What does the concept of the stem cell niche really mean today?
1 Center for Complex Biological Systems, 2638 Biological Sciences III, University of California Irvine, Irvine, CA 92697-2300, USA
2 341E Biochemistry Addition, Department of Biochemistry, 433 Babcock Drive, Madison, WI 53706-1544, USA
3 Hubrecht Institute, Uppsalalaan 8, 3584 CT Utrecht, The Netherlands
4 Howard Hughes Medical Institute, The Rockefeller University, 1230 York Avenue, New York, NY 10065, USA
5 Institut Pasteur, CNRS URA2578, Département de Biologie du Développement, 28 rue du, Dr Roux, 75015 Paris, France
6 Dept of Anatomy and Neurobiology, Developmental and Cell Biology, and the Center for Complex Biological Systems, University of California, Irvine, Irvine, CA 92697-1275, USA
7 Divison of Stem Cells and Cancer, Deutsches Krebsforschungszentrum (DKFZ), Im Neuenheimer Feld 280, D-69120 Heidelberg, Germany
8 HI-STEM - Heidelberg Institute for Stem Cell Technology and Experimental Medicine, gGmbH, Im Neuenheimer Feld 280, D-69120 Heidelberg, Germany
9 Heidelberg Institute for Stem Cell Technology and Experimental Medicine (HI-STEM), Im Neuenheimer Feld 280, D-69120 Heidelberg, Germany
Citation and License
BMC Biology 2012, 10:19 doi:10.1186/1741-7007-10-19Published: 9 March 2012
First paragraph (this article has no abstract)
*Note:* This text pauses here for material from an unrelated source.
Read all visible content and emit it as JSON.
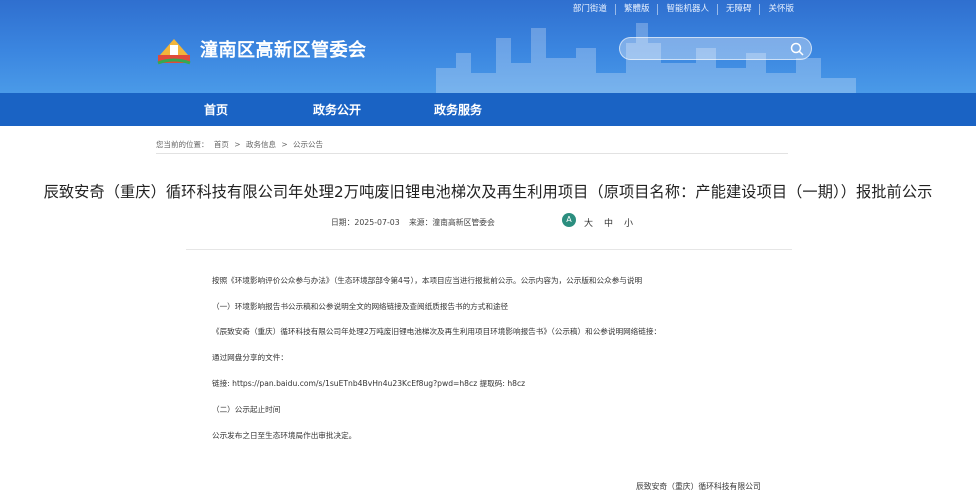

Ideas about stem cells, and how they behave, have been undergoing a lot of change in recent years, thanks to developments in visualizing, monitoring, and manipulating cells and tissues. Curious to find out what impact these changes are having on one of the most enduring and widely accepted metaphors in stem cell biology - the idea of the stem cell niche - BMC Biology asked researchers working on a variety of systems to write about their current conception of what a stem cell niche really is.